Taken together, the two strong statements of USA resolve added up to the most robust and explicit warning to Russian Federation ever made during the Trump administration and appeared to mark a policy turning point.
President Donald Trump’s administration Thursday accused Russian Federation of a concerted effort to hack the US energy grid and other critical infrastructure.
Moscow is also retaliating against the United Kingdom amid a fallout over the poisoning of a former Russian spy and his daughter in England.
Shaheen, who represents New Hampshire and serves on the Foreign Relations Committee, has been an outspoken supporter of measures meant to counter Russia’s interference in USA elections.
They used their cyber tools “to target Russian journalists and politicians critical of the Russian government; Russian citizens and government officials; former officials from countries bordering Russia; and USA government officials, including cyber security, diplomatic, military and White House personnel”.
The U.S. slapped new sanctions on Russian Federation on Thursday for its alleged interference in the 2016 presidential election and continued efforts to hack American infrastructure.
Sixteen of the Russian individuals and entities sanctioned were indicted on 16 February as part of Mr Mueller’s criminal investigation. “They’re going to have to decide whether they want to be a good actor or a bad actor”.
Russia had no motive to target Skripal, Russian Foreign Minister Sergei Lavrov said, adding that his country would respond by expelling British diplomats “soon”.
Those designated under the congressionally-mandated authorities include Russia’s internal and external intelligence agencies, the Main Intelligence Directorate (GRU), and the Federal Security Service (FSB), respectively.
The alert did not name the nuclear and critical manufacturing targets that it said the hackers had targeted.

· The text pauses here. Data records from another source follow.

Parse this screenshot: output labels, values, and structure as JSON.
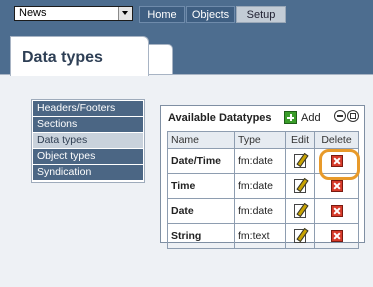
{
  "header": {
    "site_select_value": "News",
    "nav": [
      {
        "label": "Home"
      },
      {
        "label": "Objects"
      },
      {
        "label": "Setup"
      }
    ]
  },
  "page": {
    "tab_title": "Data types"
  },
  "sidebar": {
    "items": [
      {
        "label": "Headers/Footers"
      },
      {
        "label": "Sections"
      },
      {
        "label": "Data types",
        "active": true
      },
      {
        "label": "Object types"
      },
      {
        "label": "Syndication"
      }
    ]
  },
  "datatypes": {
    "title": "Available Datatypes",
    "add_label": "Add",
    "columns": [
      "Name",
      "Type",
      "Edit",
      "Delete"
    ],
    "rows": [
      {
        "name": "Date/Time",
        "type": "fm:date"
      },
      {
        "name": "Time",
        "type": "fm:date"
      },
      {
        "name": "Date",
        "type": "fm:date"
      },
      {
        "name": "String",
        "type": "fm:text"
      }
    ]
  },
  "colors": {
    "background": "#4d6d8f",
    "menu_item": "#4b6684",
    "highlight": "#e89a2a",
    "delete": "#d63a2a"
  },
  "icons": [
    "chevron-down-icon",
    "add-icon",
    "collapse-icon",
    "maximize-icon",
    "edit-icon",
    "delete-icon"
  ]
}
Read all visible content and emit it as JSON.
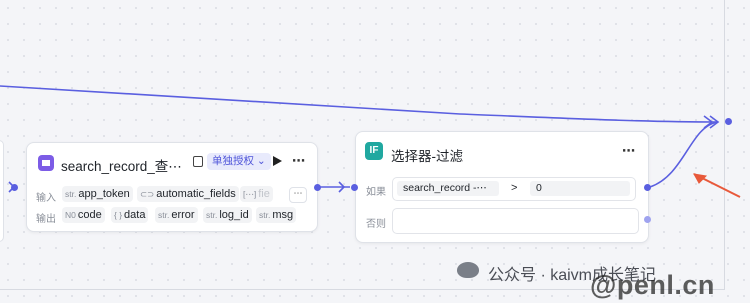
{
  "node_search": {
    "title": "search_record_查⋯",
    "auth_label": "单独授权 ⌄",
    "more": "⋯",
    "input_label": "输入",
    "inputs": [
      {
        "type": "str.",
        "name": "app_token"
      },
      {
        "type": "⊂⊃",
        "name": "automatic_fields"
      },
      {
        "type": "[⋯]",
        "name": "fie"
      }
    ],
    "inputs_more": "⋯",
    "output_label": "输出",
    "outputs": [
      {
        "type": "N0",
        "name": "code"
      },
      {
        "type": "{ }",
        "name": "data"
      },
      {
        "type": "str.",
        "name": "error"
      },
      {
        "type": "str.",
        "name": "log_id"
      },
      {
        "type": "str.",
        "name": "msg"
      }
    ]
  },
  "node_if": {
    "icon_text": "IF",
    "title": "选择器-过滤",
    "more": "⋯",
    "if_label": "如果",
    "condition_field": "search_record  -⋯",
    "condition_operator": ">",
    "condition_value": "0",
    "else_label": "否则"
  },
  "watermark": {
    "text": "公众号 · kaivm成长笔记",
    "site": "@penl.cn"
  },
  "colors": {
    "edge": "#5a5fe0",
    "arrow": "#e8593a",
    "if_icon": "#20a8a0",
    "plugin_icon": "#7c5ce6"
  }
}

These new sanctions on Russian individuals and agencies accused of cyberattacks and interference in the 2016 election are a promising step. Lt. Gen. H. R. McMaster, the national security adviser, whom Mr. Trump reportedly may fire, condemned Russian Federation in a speech on Thursday for being “complicit in Assad’s atrocities” in Syria and conducting more than 100 bombing missions in Eastern Ghouta, as well as being “responsible” for the Skripal poisoning.
Russian Federation has repeatedly denied all allegations of meddling in the United States election, calling the accusations absurd.
Mueller has reportedly asked witnesses about discussions relating to a potential deal to build a Trump Tower in Moscow.
Peter Carr, a spokesman for Mueller, declined to comment on the Times report about a subpoena, which was the first known time Mueller had demanded materials directly related to Trump’s businesses.
Appearing on CNN’s New Day on Friday morning, the authors of a new on book detailing President Donald Trump’s relationship with Russian Federation throughout the years were asked what they made of Special Counsel Robert Mueller’s bombshell subpoena on Thursday to the Trump Organization seeking documents about its past dealings inside Russian Federation.